> [PROMPT]:
Could you return all of the records exactly as they stand?

· · · · ·

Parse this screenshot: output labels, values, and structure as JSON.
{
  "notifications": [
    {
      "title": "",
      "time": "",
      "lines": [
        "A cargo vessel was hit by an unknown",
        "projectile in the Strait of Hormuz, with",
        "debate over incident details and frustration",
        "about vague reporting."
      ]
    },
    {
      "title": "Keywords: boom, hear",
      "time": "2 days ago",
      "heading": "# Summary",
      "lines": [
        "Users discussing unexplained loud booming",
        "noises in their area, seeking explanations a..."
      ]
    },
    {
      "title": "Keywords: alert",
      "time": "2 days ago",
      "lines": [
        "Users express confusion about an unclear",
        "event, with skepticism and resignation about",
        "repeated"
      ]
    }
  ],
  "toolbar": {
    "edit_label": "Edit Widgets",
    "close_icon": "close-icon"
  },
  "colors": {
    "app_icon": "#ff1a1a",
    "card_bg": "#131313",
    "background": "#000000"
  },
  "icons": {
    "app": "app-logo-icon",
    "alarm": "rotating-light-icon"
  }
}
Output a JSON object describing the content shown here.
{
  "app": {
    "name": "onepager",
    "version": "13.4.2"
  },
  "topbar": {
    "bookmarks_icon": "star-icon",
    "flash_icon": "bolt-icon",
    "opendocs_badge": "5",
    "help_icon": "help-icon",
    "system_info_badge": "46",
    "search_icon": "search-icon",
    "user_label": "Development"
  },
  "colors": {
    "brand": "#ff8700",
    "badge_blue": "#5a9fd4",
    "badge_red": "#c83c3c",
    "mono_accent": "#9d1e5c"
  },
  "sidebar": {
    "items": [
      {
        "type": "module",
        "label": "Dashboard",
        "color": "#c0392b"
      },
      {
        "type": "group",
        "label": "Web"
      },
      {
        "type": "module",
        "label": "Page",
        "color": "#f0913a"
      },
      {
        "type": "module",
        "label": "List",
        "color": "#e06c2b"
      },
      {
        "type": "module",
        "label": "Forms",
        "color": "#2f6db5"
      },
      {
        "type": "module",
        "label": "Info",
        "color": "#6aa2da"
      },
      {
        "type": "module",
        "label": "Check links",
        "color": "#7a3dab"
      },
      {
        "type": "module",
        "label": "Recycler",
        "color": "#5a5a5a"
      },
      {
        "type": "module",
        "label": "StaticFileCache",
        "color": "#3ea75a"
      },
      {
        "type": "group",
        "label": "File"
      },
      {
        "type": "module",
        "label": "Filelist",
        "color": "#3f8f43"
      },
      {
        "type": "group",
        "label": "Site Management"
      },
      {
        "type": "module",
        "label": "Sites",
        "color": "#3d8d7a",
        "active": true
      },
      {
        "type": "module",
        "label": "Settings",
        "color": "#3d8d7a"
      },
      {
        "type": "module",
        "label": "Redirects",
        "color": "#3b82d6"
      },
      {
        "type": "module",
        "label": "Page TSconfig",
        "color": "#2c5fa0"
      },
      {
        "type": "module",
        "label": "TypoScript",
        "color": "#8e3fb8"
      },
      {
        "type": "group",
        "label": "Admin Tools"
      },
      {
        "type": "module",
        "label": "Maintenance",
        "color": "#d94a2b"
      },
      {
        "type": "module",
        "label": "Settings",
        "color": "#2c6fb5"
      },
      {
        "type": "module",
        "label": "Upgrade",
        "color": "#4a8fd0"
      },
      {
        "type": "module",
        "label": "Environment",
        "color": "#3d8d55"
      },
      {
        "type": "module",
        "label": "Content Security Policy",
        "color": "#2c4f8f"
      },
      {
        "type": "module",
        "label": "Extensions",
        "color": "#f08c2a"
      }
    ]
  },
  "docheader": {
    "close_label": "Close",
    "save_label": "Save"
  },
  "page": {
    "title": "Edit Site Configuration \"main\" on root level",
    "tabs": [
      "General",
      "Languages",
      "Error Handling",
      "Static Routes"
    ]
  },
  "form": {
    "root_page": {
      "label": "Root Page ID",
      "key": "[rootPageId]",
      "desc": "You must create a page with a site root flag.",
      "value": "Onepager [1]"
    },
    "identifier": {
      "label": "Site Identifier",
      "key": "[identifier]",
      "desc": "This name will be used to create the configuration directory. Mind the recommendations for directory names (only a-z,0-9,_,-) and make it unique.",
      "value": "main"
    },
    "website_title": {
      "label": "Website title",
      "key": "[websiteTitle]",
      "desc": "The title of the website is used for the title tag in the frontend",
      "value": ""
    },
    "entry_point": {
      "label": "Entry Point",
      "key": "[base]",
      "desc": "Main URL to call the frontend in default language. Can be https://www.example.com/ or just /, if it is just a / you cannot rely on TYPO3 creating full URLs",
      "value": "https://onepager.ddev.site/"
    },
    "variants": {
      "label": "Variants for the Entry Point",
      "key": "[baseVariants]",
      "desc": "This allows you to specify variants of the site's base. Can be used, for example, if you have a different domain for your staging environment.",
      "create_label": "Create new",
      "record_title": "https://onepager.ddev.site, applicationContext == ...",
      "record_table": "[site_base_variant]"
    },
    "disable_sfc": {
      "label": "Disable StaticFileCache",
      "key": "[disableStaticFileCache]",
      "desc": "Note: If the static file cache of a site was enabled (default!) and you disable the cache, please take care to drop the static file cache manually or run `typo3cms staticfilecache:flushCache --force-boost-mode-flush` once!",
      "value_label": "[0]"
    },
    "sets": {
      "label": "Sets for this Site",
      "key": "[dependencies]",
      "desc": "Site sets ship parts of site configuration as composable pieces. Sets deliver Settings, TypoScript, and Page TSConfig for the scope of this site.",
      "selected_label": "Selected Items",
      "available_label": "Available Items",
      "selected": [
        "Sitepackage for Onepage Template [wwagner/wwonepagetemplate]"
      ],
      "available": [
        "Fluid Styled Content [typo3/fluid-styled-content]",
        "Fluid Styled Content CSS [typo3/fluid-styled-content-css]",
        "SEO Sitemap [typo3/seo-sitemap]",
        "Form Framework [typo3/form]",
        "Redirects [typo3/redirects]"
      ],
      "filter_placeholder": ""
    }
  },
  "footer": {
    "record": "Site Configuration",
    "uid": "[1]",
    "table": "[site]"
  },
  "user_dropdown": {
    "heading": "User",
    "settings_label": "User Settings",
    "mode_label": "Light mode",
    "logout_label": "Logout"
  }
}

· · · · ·

> [SOLUTION TO THIS PROBLEM]:
Parse this screenshot: output labels, values, and structure as JSON.
{
  "notifications": [
    {
      "title": "",
      "time": "",
      "lines": [
        "A cargo vessel was hit by an unknown",
        "projectile in the Strait of Hormuz, with",
        "debate over incident details and frustration",
        "about vague reporting."
      ]
    },
    {
      "title": "Keywords: boom, hear",
      "time": "2 days ago",
      "heading": "# Summary",
      "lines": [
        "Users discussing unexplained loud booming",
        "noises in their area, seeking explanations a..."
      ]
    },
    {
      "title": "Keywords: alert",
      "time": "2 days ago",
      "lines": [
        "Users express confusion about an unclear",
        "event, with skepticism and resignation about",
        "repeated"
      ]
    }
  ],
  "toolbar": {
    "edit_label": "Edit Widgets",
    "close_icon": "close-icon"
  },
  "colors": {
    "app_icon": "#ff1a1a",
    "card_bg": "#131313",
    "background": "#000000"
  },
  "icons": {
    "app": "app-logo-icon",
    "alarm": "rotating-light-icon"
  }
}
Output a JSON object describing the content shown here.
{
  "app": {
    "name": "onepager",
    "version": "13.4.2"
  },
  "topbar": {
    "bookmarks_icon": "star-icon",
    "flash_icon": "bolt-icon",
    "opendocs_badge": "5",
    "help_icon": "help-icon",
    "system_info_badge": "46",
    "search_icon": "search-icon",
    "user_label": "Development"
  },
  "colors": {
    "brand": "#ff8700",
    "badge_blue": "#5a9fd4",
    "badge_red": "#c83c3c",
    "mono_accent": "#9d1e5c"
  },
  "sidebar": {
    "items": [
      {
        "type": "module",
        "label": "Dashboard",
        "color": "#c0392b"
      },
      {
        "type": "group",
        "label": "Web"
      },
      {
        "type": "module",
        "label": "Page",
        "color": "#f0913a"
      },
      {
        "type": "module",
        "label": "List",
        "color": "#e06c2b"
      },
      {
        "type": "module",
        "label": "Forms",
        "color": "#2f6db5"
      },
      {
        "type": "module",
        "label": "Info",
        "color": "#6aa2da"
      },
      {
        "type": "module",
        "label": "Check links",
        "color": "#7a3dab"
      },
      {
        "type": "module",
        "label": "Recycler",
        "color": "#5a5a5a"
      },
      {
        "type": "module",
        "label": "StaticFileCache",
        "color": "#3ea75a"
      },
      {
        "type": "group",
        "label": "File"
      },
      {
        "type": "module",
        "label": "Filelist",
        "color": "#3f8f43"
      },
      {
        "type": "group",
        "label": "Site Management"
      },
      {
        "type": "module",
        "label": "Sites",
        "color": "#3d8d7a",
        "active": true
      },
      {
        "type": "module",
        "label": "Settings",
        "color": "#3d8d7a"
      },
      {
        "type": "module",
        "label": "Redirects",
        "color": "#3b82d6"
      },
      {
        "type": "module",
        "label": "Page TSconfig",
        "color": "#2c5fa0"
      },
      {
        "type": "module",
        "label": "TypoScript",
        "color": "#8e3fb8"
      },
      {
        "type": "group",
        "label": "Admin Tools"
      },
      {
        "type": "module",
        "label": "Maintenance",
        "color": "#d94a2b"
      },
      {
        "type": "module",
        "label": "Settings",
        "color": "#2c6fb5"
      },
      {
        "type": "module",
        "label": "Upgrade",
        "color": "#4a8fd0"
      },
      {
        "type": "module",
        "label": "Environment",
        "color": "#3d8d55"
      },
      {
        "type": "module",
        "label": "Content Security Policy",
        "color": "#2c4f8f"
      },
      {
        "type": "module",
        "label": "Extensions",
        "color": "#f08c2a"
      }
    ]
  },
  "docheader": {
    "close_label": "Close",
    "save_label": "Save"
  },
  "page": {
    "title": "Edit Site Configuration \"main\" on root level",
    "tabs": [
      "General",
      "Languages",
      "Error Handling",
      "Static Routes"
    ]
  },
  "form": {
    "root_page": {
      "label": "Root Page ID",
      "key": "[rootPageId]",
      "desc": "You must create a page with a site root flag.",
      "value": "Onepager [1]"
    },
    "identifier": {
      "label": "Site Identifier",
      "key": "[identifier]",
      "desc": "This name will be used to create the configuration directory. Mind the recommendations for directory names (only a-z,0-9,_,-) and make it unique.",
      "value": "main"
    },
    "website_title": {
      "label": "Website title",
      "key": "[websiteTitle]",
      "desc": "The title of the website is used for the title tag in the frontend",
      "value": ""
    },
    "entry_point": {
      "label": "Entry Point",
      "key": "[base]",
      "desc": "Main URL to call the frontend in default language. Can be https://www.example.com/ or just /, if it is just a / you cannot rely on TYPO3 creating full URLs",
      "value": "https://onepager.ddev.site/"
    },
    "variants": {
      "label": "Variants for the Entry Point",
      "key": "[baseVariants]",
      "desc": "This allows you to specify variants of the site's base. Can be used, for example, if you have a different domain for your staging environment.",
      "create_label": "Create new",
      "record_title": "https://onepager.ddev.site, applicationContext == ...",
      "record_table": "[site_base_variant]"
    },
    "disable_sfc": {
      "label": "Disable StaticFileCache",
      "key": "[disableStaticFileCache]",
      "desc": "Note: If the static file cache of a site was enabled (default!) and you disable the cache, please take care to drop the static file cache manually or run `typo3cms staticfilecache:flushCache --force-boost-mode-flush` once!",
      "value_label": "[0]"
    },
    "sets": {
      "label": "Sets for this Site",
      "key": "[dependencies]",
      "desc": "Site sets ship parts of site configuration as composable pieces. Sets deliver Settings, TypoScript, and Page TSConfig for the scope of this site.",
      "selected_label": "Selected Items",
      "available_label": "Available Items",
      "selected": [
        "Sitepackage for Onepage Template [wwagner/wwonepagetemplate]"
      ],
      "available": [
        "Fluid Styled Content [typo3/fluid-styled-content]",
        "Fluid Styled Content CSS [typo3/fluid-styled-content-css]",
        "SEO Sitemap [typo3/seo-sitemap]",
        "Form Framework [typo3/form]",
        "Redirects [typo3/redirects]"
      ],
      "filter_placeholder": ""
    }
  },
  "footer": {
    "record": "Site Configuration",
    "uid": "[1]",
    "table": "[site]"
  },
  "user_dropdown": {
    "heading": "User",
    "settings_label": "User Settings",
    "mode_label": "Light mode",
    "logout_label": "Logout"
  }
}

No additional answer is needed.